The data below:
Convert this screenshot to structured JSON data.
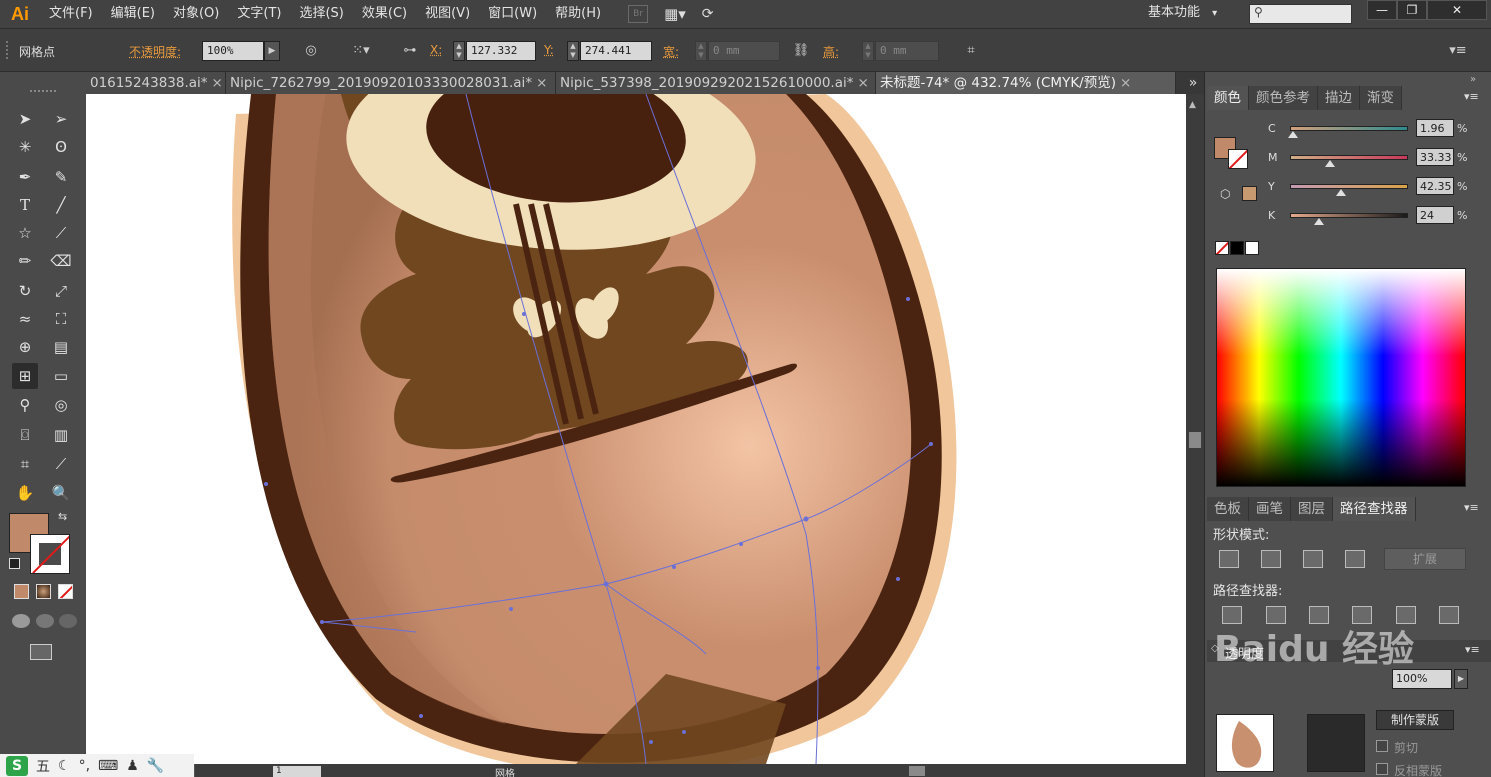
{
  "app": {
    "logo": "Ai",
    "menus": [
      "文件(F)",
      "编辑(E)",
      "对象(O)",
      "文字(T)",
      "选择(S)",
      "效果(C)",
      "视图(V)",
      "窗口(W)",
      "帮助(H)"
    ],
    "br_label": "Br",
    "workspace": "基本功能",
    "workspace_arrow": "▾",
    "window_buttons": [
      "—",
      "❐",
      "✕"
    ]
  },
  "control_bar": {
    "tool_name": "网格点",
    "opacity_label": "不透明度:",
    "opacity_value": "100%",
    "x_label": "X:",
    "x_value": "127.332",
    "y_label": "Y:",
    "y_value": "274.441",
    "width_label": "宽:",
    "width_value": "0 mm",
    "height_label": "高:",
    "height_value": "0 mm"
  },
  "tabs": [
    {
      "label": "01615243838.ai*",
      "active": false
    },
    {
      "label": "Nipic_7262799_20190920103330028031.ai*",
      "active": false
    },
    {
      "label": "Nipic_537398_20190929202152610000.ai*",
      "active": false
    },
    {
      "label": "未标题-74* @ 432.74% (CMYK/预览)",
      "active": true
    }
  ],
  "tab_close": "×",
  "tab_more": "»",
  "color_panel": {
    "tabs": [
      "颜色",
      "颜色参考",
      "描边",
      "渐变"
    ],
    "fill_color": "#c08a6a",
    "sliders": [
      {
        "label": "C",
        "value": "1.96",
        "pos": 0.02,
        "gradient": "linear-gradient(to right,#d3a07b,#2e8b8f)"
      },
      {
        "label": "M",
        "value": "33.33",
        "pos": 0.33,
        "gradient": "linear-gradient(to right,#d0ad86,#c8395a)"
      },
      {
        "label": "Y",
        "value": "42.35",
        "pos": 0.42,
        "gradient": "linear-gradient(to right,#c59ab3,#d8a24a)"
      },
      {
        "label": "K",
        "value": "24",
        "pos": 0.24,
        "gradient": "linear-gradient(to right,#e4a98c,#1a1a1a)"
      }
    ],
    "pct": "%"
  },
  "pathfinder_panel": {
    "tabs": [
      "色板",
      "画笔",
      "图层",
      "路径查找器"
    ],
    "shape_modes_label": "形状模式:",
    "pathfinders_label": "路径查找器:",
    "expand_label": "扩展"
  },
  "transparency_panel": {
    "title": "透明度",
    "opacity_value": "100%",
    "make_mask_label": "制作蒙版",
    "clip_label": "剪切",
    "invert_label": "反相蒙版"
  },
  "status": {
    "zoom": "1",
    "status_text": "网格"
  },
  "ime": {
    "s_label": "S",
    "wu_label": "五"
  },
  "watermark": "Baidu 经验"
}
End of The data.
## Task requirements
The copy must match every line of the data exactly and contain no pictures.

## Worked solution
Convert this screenshot to structured JSON data.
{
  "app": {
    "logo": "Ai",
    "menus": [
      "文件(F)",
      "编辑(E)",
      "对象(O)",
      "文字(T)",
      "选择(S)",
      "效果(C)",
      "视图(V)",
      "窗口(W)",
      "帮助(H)"
    ],
    "br_label": "Br",
    "workspace": "基本功能",
    "workspace_arrow": "▾",
    "window_buttons": [
      "—",
      "❐",
      "✕"
    ]
  },
  "control_bar": {
    "tool_name": "网格点",
    "opacity_label": "不透明度:",
    "opacity_value": "100%",
    "x_label": "X:",
    "x_value": "127.332",
    "y_label": "Y:",
    "y_value": "274.441",
    "width_label": "宽:",
    "width_value": "0 mm",
    "height_label": "高:",
    "height_value": "0 mm"
  },
  "tabs": [
    {
      "label": "01615243838.ai*",
      "active": false
    },
    {
      "label": "Nipic_7262799_20190920103330028031.ai*",
      "active": false
    },
    {
      "label": "Nipic_537398_20190929202152610000.ai*",
      "active": false
    },
    {
      "label": "未标题-74* @ 432.74% (CMYK/预览)",
      "active": true
    }
  ],
  "tab_close": "×",
  "tab_more": "»",
  "color_panel": {
    "tabs": [
      "颜色",
      "颜色参考",
      "描边",
      "渐变"
    ],
    "fill_color": "#c08a6a",
    "sliders": [
      {
        "label": "C",
        "value": "1.96",
        "pos": 0.02,
        "gradient": "linear-gradient(to right,#d3a07b,#2e8b8f)"
      },
      {
        "label": "M",
        "value": "33.33",
        "pos": 0.33,
        "gradient": "linear-gradient(to right,#d0ad86,#c8395a)"
      },
      {
        "label": "Y",
        "value": "42.35",
        "pos": 0.42,
        "gradient": "linear-gradient(to right,#c59ab3,#d8a24a)"
      },
      {
        "label": "K",
        "value": "24",
        "pos": 0.24,
        "gradient": "linear-gradient(to right,#e4a98c,#1a1a1a)"
      }
    ],
    "pct": "%"
  },
  "pathfinder_panel": {
    "tabs": [
      "色板",
      "画笔",
      "图层",
      "路径查找器"
    ],
    "shape_modes_label": "形状模式:",
    "pathfinders_label": "路径查找器:",
    "expand_label": "扩展"
  },
  "transparency_panel": {
    "title": "透明度",
    "opacity_value": "100%",
    "make_mask_label": "制作蒙版",
    "clip_label": "剪切",
    "invert_label": "反相蒙版"
  },
  "status": {
    "zoom": "1",
    "status_text": "网格"
  },
  "ime": {
    "s_label": "S",
    "wu_label": "五"
  },
  "watermark": "Baidu 经验"
}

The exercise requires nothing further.